Pub Type(s)

Journal Article
Research Support, Non-U.S. Gov't
Video-Audio Media

Language

eng

PubMed ID

33046636

Citation

Sulej, Tomasz, et al. "The Earliest-known Mammaliaform Fossil From Greenland Sheds Light On Origin of Mammals." Proceedings of the National Academy of Sciences of the United States of America, vol. 117, no. 43, 2020, pp. 26861-26867.
Sulej T, Krzesiński G, Tałanda M, et al. The earliest-known mammaliaform fossil from Greenland sheds light on origin of mammals. Proc Natl Acad Sci U S A. 2020;117(43):26861-26867.
Sulej, T., Krzesiński, G., Tałanda, M., Wolniewicz, A. S., Błażejowski, B., Bonde, N., Gutowski, P., Sienkiewicz, M., & Niedźwiedzki, G. (2020). The earliest-known mammaliaform fossil from Greenland sheds light on origin of mammals. Proceedings of the National Academy of Sciences of the United States of America, 117(43), 26861-26867. https://doi.org/10.1073/pnas.2012437117
Sulej T, et al. The Earliest-known Mammaliaform Fossil From Greenland Sheds Light On Origin of Mammals.
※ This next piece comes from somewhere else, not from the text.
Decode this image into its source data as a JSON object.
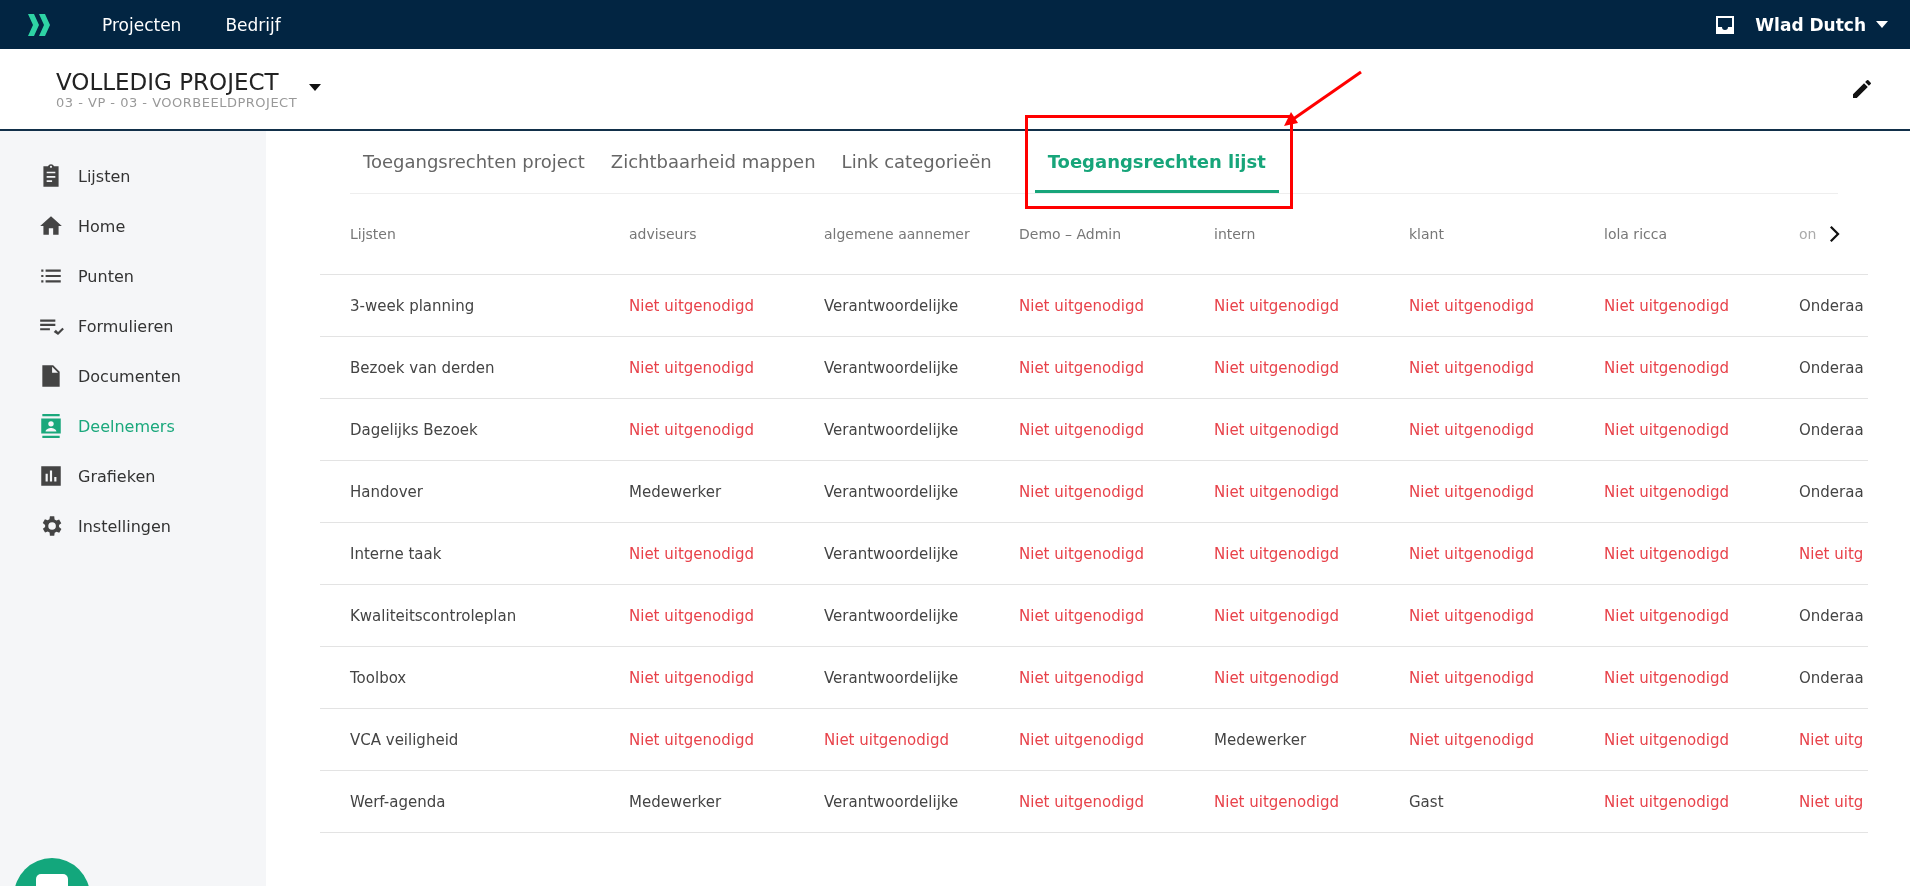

Proc Natl Acad Sci U S A. 2020 10 27;117(43):26861-26867. PubMed PMID: 33046636.
* Article titles in AMA citation format should be in sentence-case
TY - JOUR T1 - The earliest-known mammaliaform fossil from Greenland sheds light on origin of mammals. AU - Sulej,Tomasz, AU - Krzesiński,Grzegorz, AU - Tałanda,Mateusz, AU - Wolniewicz,Andrzej S, AU - Błażejowski,Błażej, AU - Bonde,Niels, AU - Gutowski,Piotr, AU - Sienkiewicz,Maksymilian, AU - Niedźwiedzki,Grzegorz, Y1 - 2020/10/12/ PY - 2020/10/14/pubmed PY - 2020/12/18/medline PY - 2020/10/13/entrez KW - Greenland KW - Late Triassic KW - complex occlusion KW - mammaliaform KW - multirooted tooth SP - 26861 EP - 26867 JF - Proceedings of the National Academy of Sciences of the United States of America JO - Proc Natl Acad Sci U S A VL - 117 IS - 43 N2 - Synapsids are unique in having developed multirooted teeth and complex occlusions. These innovations evolved in at least two lineages of mammaliamorphs (Tritylodontidae and Mammaliaformes). Triassic fossils demonstrate that close to the origins of mammals, mammaliaform precursors were "experimenting" with tooth structure and function, resulting in novel patterns of occlusion. One of the most surprising examples of such adaptations is present in the haramiyidan clade, which differed from contemporary mammaliaforms in having two rows of cusps on molariform crowns adapted to omnivorous/herbivorous feeding. However, the origin of the multicusped tooth pattern present in haramiyidans has remained enigmatic. Here we describe the earliest-known mandibular fossil of a mammaliaform with double molariform roots and a crown with two rows of cusps from the Late Triassic of Greenland. The crown morphology is intermediate between that of morganucodontans and haramiyidans and suggests the derivation of the multicusped molariforms of haramiyidans from the triconodont molar pattern seen in morganucodontids. Although it is remarkably well documented in the fossil record, the significance of tooth root division in mammaliaforms remains enigmatic. The results of our biomechanical analyses (finite element analysis [FEA]) indicate that teeth with two roots can better withstand stronger mechanical stresses like those resulting from tooth occlusion, than teeth with a single root. SN - 1091-6490 UR - https://www.unboundmedicine.com/medline/citation/33046636/The_earliest_known_mammaliaform_fossil_from_Greenland_sheds_light_on_origin_of_mammals_ L2 - http://www.pnas.org/cgi/pmidlookup?view=long&pmid=33046636 DB - PRIME DP - Unbound Medicine ER -